Brown maintains the tax cut "is upside down from what it should be… It's blown a hole in the federal budget and the administration wants to come back and cut funding for Lake Erie and not spend the money on veterans and raise the eligibility age for Medicare and Social Security. It is exactly the wrong way to do this budget.”

Health Care

The trustees of Medicare and Social Security predicted this week that Medicare will begin running out of money in eight years, and Social Security in 16. They also predicted no significant extra money coming into the trust funds from economic growth stimulated by the tax cuts.

Meanwhile, Brown says, Congress has done nothing to control escalating prescription drug costs. He says the prescriptions are a big reason Medicare is running out of money.

Brown predicts bigger problems if Congress and the administration continue to dismantle the Affordable Care Act, which includes health screenings and other preventive measures that keep costs down in the long run.

Years ago, Brown proposed a version of Medicare be made available nationally, a position recently attacked by his Republican opponent in this fall’s Senate election, U.S. Rep. Jim Renacci.

Brown's more recent position is to lower the voluntary age to buy into Medicare to 55. He says it would help both the system and individuals.

“There are a number of Ohioans at 58-years-old whose plant closed, or a police officer who often retires at an earlier age because of disability, who have a window of time before reaching 65 that’s particularly expensive,” Brown says.

Opening up Medicaid, Brown says, “would make a huge difference…in stabilizing the Medicare system and stabilizing medical costs.”


Brown condemned the immigration raidthat swept up 114 workers at landscaping companies in Sandusky and Castalia on Tuesday. Some had American-born children in daycare at the time, and Brown says at least one was an American citizen who his office later got released.

“We continue to ask questions of ICE as to where the children are,” Brown says. “I find it morally reprehensible and just personally despicable that our government, the federal government coming from the top … thinks it’s O.K. to separate children from their parents.”

Brown acknowledged that Congress has failed to act, saying even moderate immigration changes were derailed by Trump and far-right members of Congress. He rejected the argument that the crackdown on immigrants has boosted the employment picture for American-born workers.
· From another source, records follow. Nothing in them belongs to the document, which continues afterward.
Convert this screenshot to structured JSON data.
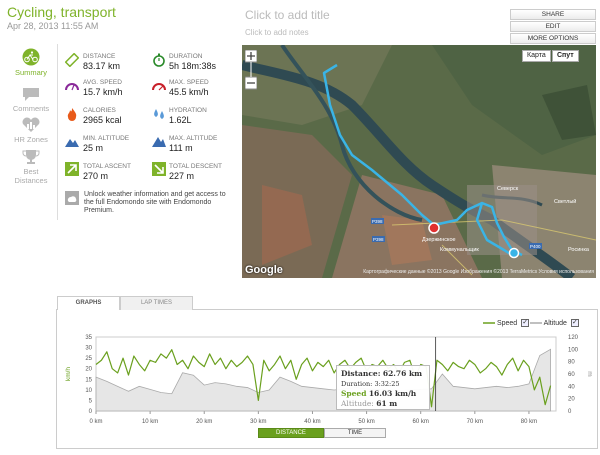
{
  "workout": {
    "title": "Cycling, transport",
    "date": "Apr 28, 2013 11:55 AM",
    "click_title": "Click to add title",
    "click_notes": "Click to add notes"
  },
  "actions": {
    "share": "SHARE",
    "edit": "EDIT",
    "more": "MORE OPTIONS"
  },
  "nav": {
    "summary": "Summary",
    "comments": "Comments",
    "hr_zones": "HR Zones",
    "best_line1": "Best",
    "best_line2": "Distances"
  },
  "stats": {
    "distance": {
      "label": "DISTANCE",
      "value": "83.17 km"
    },
    "duration": {
      "label": "DURATION",
      "value": "5h 18m:38s"
    },
    "avg_speed": {
      "label": "AVG. SPEED",
      "value": "15.7 km/h"
    },
    "max_speed": {
      "label": "MAX. SPEED",
      "value": "45.5 km/h"
    },
    "calories": {
      "label": "CALORIES",
      "value": "2965 kcal"
    },
    "hydration": {
      "label": "HYDRATION",
      "value": "1.62L"
    },
    "min_altitude": {
      "label": "MIN. ALTITUDE",
      "value": "25 m"
    },
    "max_altitude": {
      "label": "MAX. ALTITUDE",
      "value": "111 m"
    },
    "total_ascent": {
      "label": "TOTAL ASCENT",
      "value": "270 m"
    },
    "total_descent": {
      "label": "TOTAL DESCENT",
      "value": "227 m"
    }
  },
  "notice": "Unlock weather information and get access to the full Endomondo site with Endomondo Premium.",
  "map": {
    "map_btn": "Карта",
    "sat_btn": "Спут",
    "google": "Google",
    "attribution": "Картографические данные ©2013 Google Изображения ©2013 TerraMetrics Условия использования",
    "places": [
      "Дзержинское",
      "Коммунальщик",
      "Северск",
      "Светлый",
      "Росинка",
      "P398",
      "P400",
      "P398"
    ]
  },
  "graph_tabs": {
    "graphs": "GRAPHS",
    "lap_times": "LAP TIMES"
  },
  "legend": {
    "speed": "Speed",
    "altitude": "Altitude"
  },
  "toggle": {
    "distance": "DISTANCE",
    "time": "TIME"
  },
  "tooltip": {
    "distance_label": "Distance:",
    "distance_value": "62.76 km",
    "duration_label": "Duration:",
    "duration_value": "3:32:25",
    "speed_label": "Speed",
    "speed_value": "16.03 km/h",
    "altitude_label": "Altitude:",
    "altitude_value": "61 m"
  },
  "colors": {
    "accent": "#7fb32a",
    "speed": "#6aa01e",
    "altitude": "#aaaaaa",
    "route": "#3ab4e6"
  },
  "chart_data": {
    "type": "line",
    "ylabel_left": "km/h",
    "ylabel_right": "m",
    "xlim": [
      0,
      85
    ],
    "ylim_speed": [
      0,
      35
    ],
    "ylim_alt": [
      0,
      120
    ],
    "x_ticks": [
      "0 km",
      "10 km",
      "20 km",
      "30 km",
      "40 km",
      "50 km",
      "60 km",
      "70 km",
      "80 km"
    ],
    "y_ticks_left": [
      "0",
      "5",
      "10",
      "15",
      "20",
      "25",
      "30",
      "35"
    ],
    "y_ticks_right": [
      "0",
      "20",
      "40",
      "60",
      "80",
      "100",
      "120"
    ],
    "series": [
      {
        "name": "Speed",
        "x": [
          0,
          1,
          2,
          3,
          4,
          5,
          6,
          7,
          8,
          9,
          10,
          11,
          12,
          13,
          14,
          15,
          16,
          17,
          18,
          19,
          20,
          21,
          22,
          23,
          24,
          25,
          26,
          27,
          28,
          29,
          30,
          31,
          32,
          33,
          34,
          35,
          36,
          37,
          38,
          39,
          40,
          41,
          42,
          43,
          44,
          45,
          46,
          47,
          48,
          49,
          50,
          51,
          52,
          53,
          54,
          55,
          56,
          57,
          58,
          59,
          60,
          61,
          62,
          63,
          64,
          65,
          66,
          67,
          68,
          69,
          70,
          71,
          72,
          73,
          74,
          75,
          76,
          77,
          78,
          79,
          80,
          81,
          82,
          83,
          84
        ],
        "values": [
          22,
          24,
          28,
          20,
          18,
          25,
          17,
          26,
          22,
          19,
          24,
          23,
          27,
          25,
          29,
          22,
          24,
          20,
          26,
          23,
          21,
          27,
          22,
          25,
          20,
          24,
          21,
          23,
          26,
          22,
          5,
          24,
          19,
          22,
          26,
          20,
          24,
          15,
          22,
          25,
          19,
          23,
          21,
          24,
          18,
          22,
          24,
          20,
          23,
          25,
          19,
          22,
          21,
          24,
          20,
          22,
          18,
          23,
          24,
          16,
          22,
          21,
          2,
          24,
          22,
          19,
          23,
          21,
          20,
          24,
          22,
          18,
          20,
          23,
          21,
          17,
          22,
          25,
          19,
          24,
          21,
          10,
          16,
          3,
          12
        ]
      },
      {
        "name": "Altitude",
        "x": [
          0,
          2,
          4,
          6,
          8,
          10,
          12,
          14,
          16,
          18,
          20,
          22,
          24,
          26,
          28,
          30,
          32,
          34,
          36,
          38,
          40,
          42,
          44,
          46,
          48,
          50,
          52,
          54,
          56,
          58,
          60,
          62,
          64,
          66,
          68,
          70,
          72,
          74,
          76,
          78,
          80,
          82,
          84
        ],
        "values": [
          55,
          48,
          40,
          32,
          40,
          35,
          30,
          28,
          62,
          58,
          42,
          46,
          44,
          40,
          38,
          30,
          34,
          55,
          48,
          40,
          38,
          36,
          34,
          36,
          38,
          36,
          35,
          34,
          33,
          34,
          35,
          36,
          60,
          40,
          38,
          36,
          38,
          40,
          38,
          40,
          44,
          90,
          100
        ]
      }
    ]
  }
}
“I don’t think there’s any evidence of that,” Brown says.

Renacci has been a strong proponent of the tax cuts, saying they’ve provided needed economic stimulus. He also supports President Trump’s aggressive immigration stance.